Exercise instructions: When you write out the listing below, keep each word exactly as it stands and drop the pictures.

Working data:
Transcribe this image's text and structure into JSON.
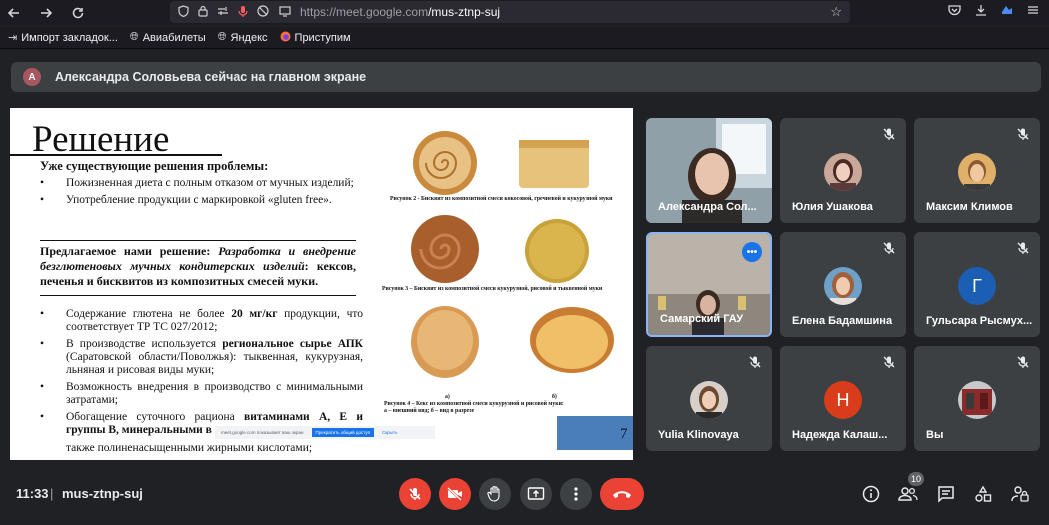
{
  "browser": {
    "url_domain": "https://meet.google.com",
    "url_path": "/mus-ztnp-suj",
    "bookmarks": [
      "Импорт закладок...",
      "Авиабилеты",
      "Яндекс",
      "Приступим"
    ]
  },
  "banner": {
    "avatar_letter": "А",
    "text": "Александра Соловьева сейчас на главном экране"
  },
  "slide": {
    "title": "Решение",
    "existing_heading": "Уже существующие решения проблемы:",
    "existing_items": [
      "Пожизненная диета с полным отказом от мучных изделий;",
      "Употребление продукции с маркировкой «gluten free»."
    ],
    "proposal_lead": "Предлагаемое нами решение:",
    "proposal_italic": "Разработка и внедрение безглютеновых мучных кондитерских изделий",
    "proposal_tail": ": кексов, печенья и бисквитов из композитных смесей муки.",
    "benefits": [
      {
        "pre": "Содержание глютена не более ",
        "bold": "20 мг/кг",
        "post": " продукции, что соответствует ТР ТС 027/2012;"
      },
      {
        "pre": "В производстве используется ",
        "bold": "региональное сырье АПК",
        "post": " (Саратовской области/Поволжья): тыквенная, кукурузная, льняная и рисовая виды муки;"
      },
      {
        "pre": "Возможность внедрения в производство с минимальными затратами;",
        "bold": "",
        "post": ""
      },
      {
        "pre": "Обогащение суточного рациона ",
        "bold": "витаминами А, Е и группы В, минеральными в",
        "post": ""
      }
    ],
    "benefit_tail": "также полиненасыщенными жирными кислотами;",
    "caption2": "Рисунок 2 - Бисквит из композитной смеси кокосовой, гречневой и кукурузной муки",
    "caption3": "Рисунок 3 – Бисквит из композитной смеси кукурузной, рисовой и тыквенной муки",
    "label_a": "а)",
    "label_b": "б)",
    "caption4_line1": "Рисунок 4 – Кекс из композитной смеси кукурузной и рисовой муки:",
    "caption4_line2": "а – внешний вид; б – вид в разрезе",
    "page_number": "7",
    "popup_text": "meet.google.com показывает ваш экран",
    "popup_button": "Прекратить общий доступ",
    "popup_link": "Скрыть"
  },
  "participants": [
    {
      "name": "Александра Сол...",
      "kind": "video",
      "muted": false
    },
    {
      "name": "Юлия Ушакова",
      "kind": "photo",
      "muted": true,
      "color": "#6b4a40"
    },
    {
      "name": "Максим Климов",
      "kind": "photo",
      "muted": true,
      "color": "#d9a86a"
    },
    {
      "name": "Самарский ГАУ",
      "kind": "video",
      "muted": false,
      "active": true
    },
    {
      "name": "Елена Бадамшина",
      "kind": "photo",
      "muted": true,
      "color": "#b07a5a"
    },
    {
      "name": "Гульсара Рысмух...",
      "kind": "letter",
      "muted": true,
      "letter": "Г",
      "color": "#1a5fb4"
    },
    {
      "name": "Yulia Klinovaya",
      "kind": "photo",
      "muted": true,
      "color": "#8a6a50"
    },
    {
      "name": "Надежда Калаш...",
      "kind": "letter",
      "muted": true,
      "letter": "Н",
      "color": "#d93c1b"
    },
    {
      "name": "Вы",
      "kind": "photo",
      "muted": true,
      "color": "#8a2a2a"
    }
  ],
  "bottom": {
    "time": "11:33",
    "separator": "|",
    "meeting_code": "mus-ztnp-suj",
    "participants_count": "10"
  },
  "colors": {
    "meet_bg": "#202124",
    "tile_bg": "#3c4043",
    "danger": "#ea4335",
    "accent": "#1a73e8"
  }
}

Written response:
Transcribe this image's text and structure into JSON.
{
  "browser": {
    "url_domain": "https://meet.google.com",
    "url_path": "/mus-ztnp-suj",
    "bookmarks": [
      "Импорт закладок...",
      "Авиабилеты",
      "Яндекс",
      "Приступим"
    ]
  },
  "banner": {
    "avatar_letter": "А",
    "text": "Александра Соловьева сейчас на главном экране"
  },
  "slide": {
    "title": "Решение",
    "existing_heading": "Уже существующие решения проблемы:",
    "existing_items": [
      "Пожизненная диета с полным отказом от мучных изделий;",
      "Употребление продукции с маркировкой «gluten free»."
    ],
    "proposal_lead": "Предлагаемое нами решение:",
    "proposal_italic": "Разработка и внедрение безглютеновых мучных кондитерских изделий",
    "proposal_tail": ": кексов, печенья и бисквитов из композитных смесей муки.",
    "benefits": [
      {
        "pre": "Содержание глютена не более ",
        "bold": "20 мг/кг",
        "post": " продукции, что соответствует ТР ТС 027/2012;"
      },
      {
        "pre": "В производстве используется ",
        "bold": "региональное сырье АПК",
        "post": " (Саратовской области/Поволжья): тыквенная, кукурузная, льняная и рисовая виды муки;"
      },
      {
        "pre": "Возможность внедрения в производство с минимальными затратами;",
        "bold": "",
        "post": ""
      },
      {
        "pre": "Обогащение суточного рациона ",
        "bold": "витаминами А, Е и группы В, минеральными в",
        "post": ""
      }
    ],
    "benefit_tail": "также полиненасыщенными жирными кислотами;",
    "caption2": "Рисунок 2 - Бисквит из композитной смеси кокосовой, гречневой и кукурузной муки",
    "caption3": "Рисунок 3 – Бисквит из композитной смеси кукурузной, рисовой и тыквенной муки",
    "label_a": "а)",
    "label_b": "б)",
    "caption4_line1": "Рисунок 4 – Кекс из композитной смеси кукурузной и рисовой муки:",
    "caption4_line2": "а – внешний вид; б – вид в разрезе",
    "page_number": "7",
    "popup_text": "meet.google.com показывает ваш экран",
    "popup_button": "Прекратить общий доступ",
    "popup_link": "Скрыть"
  },
  "participants": [
    {
      "name": "Александра Сол...",
      "kind": "video",
      "muted": false
    },
    {
      "name": "Юлия Ушакова",
      "kind": "photo",
      "muted": true,
      "color": "#6b4a40"
    },
    {
      "name": "Максим Климов",
      "kind": "photo",
      "muted": true,
      "color": "#d9a86a"
    },
    {
      "name": "Самарский ГАУ",
      "kind": "video",
      "muted": false,
      "active": true
    },
    {
      "name": "Елена Бадамшина",
      "kind": "photo",
      "muted": true,
      "color": "#b07a5a"
    },
    {
      "name": "Гульсара Рысмух...",
      "kind": "letter",
      "muted": true,
      "letter": "Г",
      "color": "#1a5fb4"
    },
    {
      "name": "Yulia Klinovaya",
      "kind": "photo",
      "muted": true,
      "color": "#8a6a50"
    },
    {
      "name": "Надежда Калаш...",
      "kind": "letter",
      "muted": true,
      "letter": "Н",
      "color": "#d93c1b"
    },
    {
      "name": "Вы",
      "kind": "photo",
      "muted": true,
      "color": "#8a2a2a"
    }
  ],
  "bottom": {
    "time": "11:33",
    "separator": "|",
    "meeting_code": "mus-ztnp-suj",
    "participants_count": "10"
  },
  "colors": {
    "meet_bg": "#202124",
    "tile_bg": "#3c4043",
    "danger": "#ea4335",
    "accent": "#1a73e8"
  }
}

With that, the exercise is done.